Dataset rows for apps and sites:

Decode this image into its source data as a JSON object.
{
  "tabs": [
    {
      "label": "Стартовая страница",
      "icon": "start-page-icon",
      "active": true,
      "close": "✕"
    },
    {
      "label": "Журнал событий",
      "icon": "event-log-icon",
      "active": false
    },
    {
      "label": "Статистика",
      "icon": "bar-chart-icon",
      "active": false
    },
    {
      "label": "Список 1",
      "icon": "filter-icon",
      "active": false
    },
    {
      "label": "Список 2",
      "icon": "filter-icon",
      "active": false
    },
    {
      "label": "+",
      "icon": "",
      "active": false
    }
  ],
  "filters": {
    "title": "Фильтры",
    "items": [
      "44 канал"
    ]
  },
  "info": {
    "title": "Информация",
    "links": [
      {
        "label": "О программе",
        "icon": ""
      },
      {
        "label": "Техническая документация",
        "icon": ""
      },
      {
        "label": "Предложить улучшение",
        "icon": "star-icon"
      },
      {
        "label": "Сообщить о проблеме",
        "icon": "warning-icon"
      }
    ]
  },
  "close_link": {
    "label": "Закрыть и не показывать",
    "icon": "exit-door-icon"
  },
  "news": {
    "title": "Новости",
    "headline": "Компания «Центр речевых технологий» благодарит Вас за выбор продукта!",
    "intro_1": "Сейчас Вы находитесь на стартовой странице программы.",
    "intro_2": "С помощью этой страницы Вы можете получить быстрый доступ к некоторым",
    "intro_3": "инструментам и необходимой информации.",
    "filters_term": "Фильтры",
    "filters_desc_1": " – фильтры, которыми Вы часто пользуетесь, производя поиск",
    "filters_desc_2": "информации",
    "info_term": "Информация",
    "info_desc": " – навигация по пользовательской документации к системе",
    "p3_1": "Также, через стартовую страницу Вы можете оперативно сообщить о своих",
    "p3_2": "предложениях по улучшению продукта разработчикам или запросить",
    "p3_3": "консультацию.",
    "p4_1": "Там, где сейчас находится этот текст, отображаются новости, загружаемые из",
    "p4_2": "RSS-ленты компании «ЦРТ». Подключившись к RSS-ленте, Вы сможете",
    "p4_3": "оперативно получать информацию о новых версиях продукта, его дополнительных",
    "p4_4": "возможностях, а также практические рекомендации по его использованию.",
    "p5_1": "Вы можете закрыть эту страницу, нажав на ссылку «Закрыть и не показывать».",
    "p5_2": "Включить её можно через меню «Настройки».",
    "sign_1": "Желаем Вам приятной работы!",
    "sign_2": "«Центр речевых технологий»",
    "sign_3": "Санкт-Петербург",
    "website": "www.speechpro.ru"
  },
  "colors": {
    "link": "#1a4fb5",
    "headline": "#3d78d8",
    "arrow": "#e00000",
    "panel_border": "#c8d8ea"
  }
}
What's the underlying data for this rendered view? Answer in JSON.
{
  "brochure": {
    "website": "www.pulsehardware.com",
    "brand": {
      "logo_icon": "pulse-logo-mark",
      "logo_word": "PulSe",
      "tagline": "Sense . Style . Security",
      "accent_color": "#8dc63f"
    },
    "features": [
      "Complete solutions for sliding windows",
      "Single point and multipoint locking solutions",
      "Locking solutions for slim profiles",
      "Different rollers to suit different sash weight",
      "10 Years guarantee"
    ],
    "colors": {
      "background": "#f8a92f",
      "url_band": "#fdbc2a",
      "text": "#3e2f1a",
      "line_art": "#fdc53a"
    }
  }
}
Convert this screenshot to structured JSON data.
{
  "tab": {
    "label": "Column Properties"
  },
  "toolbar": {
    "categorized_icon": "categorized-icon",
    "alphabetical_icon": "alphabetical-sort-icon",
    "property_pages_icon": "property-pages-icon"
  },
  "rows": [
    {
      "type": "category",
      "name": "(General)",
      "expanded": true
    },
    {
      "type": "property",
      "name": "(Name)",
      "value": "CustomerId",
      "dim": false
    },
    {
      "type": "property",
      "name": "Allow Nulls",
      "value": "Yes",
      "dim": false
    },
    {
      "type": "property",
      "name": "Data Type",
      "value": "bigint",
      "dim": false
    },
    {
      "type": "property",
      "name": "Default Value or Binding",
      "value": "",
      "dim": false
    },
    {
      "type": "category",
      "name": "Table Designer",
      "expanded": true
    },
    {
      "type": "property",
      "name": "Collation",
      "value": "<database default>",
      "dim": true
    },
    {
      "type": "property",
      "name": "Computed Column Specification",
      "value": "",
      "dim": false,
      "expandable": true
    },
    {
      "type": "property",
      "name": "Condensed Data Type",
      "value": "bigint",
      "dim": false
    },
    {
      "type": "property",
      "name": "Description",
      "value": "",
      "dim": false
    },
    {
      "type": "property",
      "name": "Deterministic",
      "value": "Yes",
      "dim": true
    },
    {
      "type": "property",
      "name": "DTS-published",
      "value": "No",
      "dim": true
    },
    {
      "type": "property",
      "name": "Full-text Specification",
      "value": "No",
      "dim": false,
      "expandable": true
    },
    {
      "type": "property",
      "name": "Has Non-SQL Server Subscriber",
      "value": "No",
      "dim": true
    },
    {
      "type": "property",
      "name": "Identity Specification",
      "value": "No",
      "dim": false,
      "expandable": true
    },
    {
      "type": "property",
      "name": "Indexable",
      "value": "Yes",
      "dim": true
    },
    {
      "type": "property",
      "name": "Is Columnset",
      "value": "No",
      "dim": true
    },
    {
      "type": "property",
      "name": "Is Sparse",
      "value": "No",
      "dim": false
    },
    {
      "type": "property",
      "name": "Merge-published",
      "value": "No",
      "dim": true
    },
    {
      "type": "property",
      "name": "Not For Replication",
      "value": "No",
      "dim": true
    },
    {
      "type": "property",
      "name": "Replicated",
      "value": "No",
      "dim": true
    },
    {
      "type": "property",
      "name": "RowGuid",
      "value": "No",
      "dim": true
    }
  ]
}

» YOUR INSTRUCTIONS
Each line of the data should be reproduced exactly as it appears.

» EXERCISE SOLUTION
Decode this image into its source data as a JSON object.
{
  "tabs": [
    {
      "label": "Стартовая страница",
      "icon": "start-page-icon",
      "active": true,
      "close": "✕"
    },
    {
      "label": "Журнал событий",
      "icon": "event-log-icon",
      "active": false
    },
    {
      "label": "Статистика",
      "icon": "bar-chart-icon",
      "active": false
    },
    {
      "label": "Список 1",
      "icon": "filter-icon",
      "active": false
    },
    {
      "label": "Список 2",
      "icon": "filter-icon",
      "active": false
    },
    {
      "label": "+",
      "icon": "",
      "active": false
    }
  ],
  "filters": {
    "title": "Фильтры",
    "items": [
      "44 канал"
    ]
  },
  "info": {
    "title": "Информация",
    "links": [
      {
        "label": "О программе",
        "icon": ""
      },
      {
        "label": "Техническая документация",
        "icon": ""
      },
      {
        "label": "Предложить улучшение",
        "icon": "star-icon"
      },
      {
        "label": "Сообщить о проблеме",
        "icon": "warning-icon"
      }
    ]
  },
  "close_link": {
    "label": "Закрыть и не показывать",
    "icon": "exit-door-icon"
  },
  "news": {
    "title": "Новости",
    "headline": "Компания «Центр речевых технологий» благодарит Вас за выбор продукта!",
    "intro_1": "Сейчас Вы находитесь на стартовой странице программы.",
    "intro_2": "С помощью этой страницы Вы можете получить быстрый доступ к некоторым",
    "intro_3": "инструментам и необходимой информации.",
    "filters_term": "Фильтры",
    "filters_desc_1": " – фильтры, которыми Вы часто пользуетесь, производя поиск",
    "filters_desc_2": "информации",
    "info_term": "Информация",
    "info_desc": " – навигация по пользовательской документации к системе",
    "p3_1": "Также, через стартовую страницу Вы можете оперативно сообщить о своих",
    "p3_2": "предложениях по улучшению продукта разработчикам или запросить",
    "p3_3": "консультацию.",
    "p4_1": "Там, где сейчас находится этот текст, отображаются новости, загружаемые из",
    "p4_2": "RSS-ленты компании «ЦРТ». Подключившись к RSS-ленте, Вы сможете",
    "p4_3": "оперативно получать информацию о новых версиях продукта, его дополнительных",
    "p4_4": "возможностях, а также практические рекомендации по его использованию.",
    "p5_1": "Вы можете закрыть эту страницу, нажав на ссылку «Закрыть и не показывать».",
    "p5_2": "Включить её можно через меню «Настройки».",
    "sign_1": "Желаем Вам приятной работы!",
    "sign_2": "«Центр речевых технологий»",
    "sign_3": "Санкт-Петербург",
    "website": "www.speechpro.ru"
  },
  "colors": {
    "link": "#1a4fb5",
    "headline": "#3d78d8",
    "arrow": "#e00000",
    "panel_border": "#c8d8ea"
  }
}
What's the underlying data for this rendered view? Answer in JSON.
{
  "brochure": {
    "website": "www.pulsehardware.com",
    "brand": {
      "logo_icon": "pulse-logo-mark",
      "logo_word": "PulSe",
      "tagline": "Sense . Style . Security",
      "accent_color": "#8dc63f"
    },
    "features": [
      "Complete solutions for sliding windows",
      "Single point and multipoint locking solutions",
      "Locking solutions for slim profiles",
      "Different rollers to suit different sash weight",
      "10 Years guarantee"
    ],
    "colors": {
      "background": "#f8a92f",
      "url_band": "#fdbc2a",
      "text": "#3e2f1a",
      "line_art": "#fdc53a"
    }
  }
}
Convert this screenshot to structured JSON data.
{
  "tab": {
    "label": "Column Properties"
  },
  "toolbar": {
    "categorized_icon": "categorized-icon",
    "alphabetical_icon": "alphabetical-sort-icon",
    "property_pages_icon": "property-pages-icon"
  },
  "rows": [
    {
      "type": "category",
      "name": "(General)",
      "expanded": true
    },
    {
      "type": "property",
      "name": "(Name)",
      "value": "CustomerId",
      "dim": false
    },
    {
      "type": "property",
      "name": "Allow Nulls",
      "value": "Yes",
      "dim": false
    },
    {
      "type": "property",
      "name": "Data Type",
      "value": "bigint",
      "dim": false
    },
    {
      "type": "property",
      "name": "Default Value or Binding",
      "value": "",
      "dim": false
    },
    {
      "type": "category",
      "name": "Table Designer",
      "expanded": true
    },
    {
      "type": "property",
      "name": "Collation",
      "value": "<database default>",
      "dim": true
    },
    {
      "type": "property",
      "name": "Computed Column Specification",
      "value": "",
      "dim": false,
      "expandable": true
    },
    {
      "type": "property",
      "name": "Condensed Data Type",
      "value": "bigint",
      "dim": false
    },
    {
      "type": "property",
      "name": "Description",
      "value": "",
      "dim": false
    },
    {
      "type": "property",
      "name": "Deterministic",
      "value": "Yes",
      "dim": true
    },
    {
      "type": "property",
      "name": "DTS-published",
      "value": "No",
      "dim": true
    },
    {
      "type": "property",
      "name": "Full-text Specification",
      "value": "No",
      "dim": false,
      "expandable": true
    },
    {
      "type": "property",
      "name": "Has Non-SQL Server Subscriber",
      "value": "No",
      "dim": true
    },
    {
      "type": "property",
      "name": "Identity Specification",
      "value": "No",
      "dim": false,
      "expandable": true
    },
    {
      "type": "property",
      "name": "Indexable",
      "value": "Yes",
      "dim": true
    },
    {
      "type": "property",
      "name": "Is Columnset",
      "value": "No",
      "dim": true
    },
    {
      "type": "property",
      "name": "Is Sparse",
      "value": "No",
      "dim": false
    },
    {
      "type": "property",
      "name": "Merge-published",
      "value": "No",
      "dim": true
    },
    {
      "type": "property",
      "name": "Not For Replication",
      "value": "No",
      "dim": true
    },
    {
      "type": "property",
      "name": "Replicated",
      "value": "No",
      "dim": true
    },
    {
      "type": "property",
      "name": "RowGuid",
      "value": "No",
      "dim": true
    }
  ]
}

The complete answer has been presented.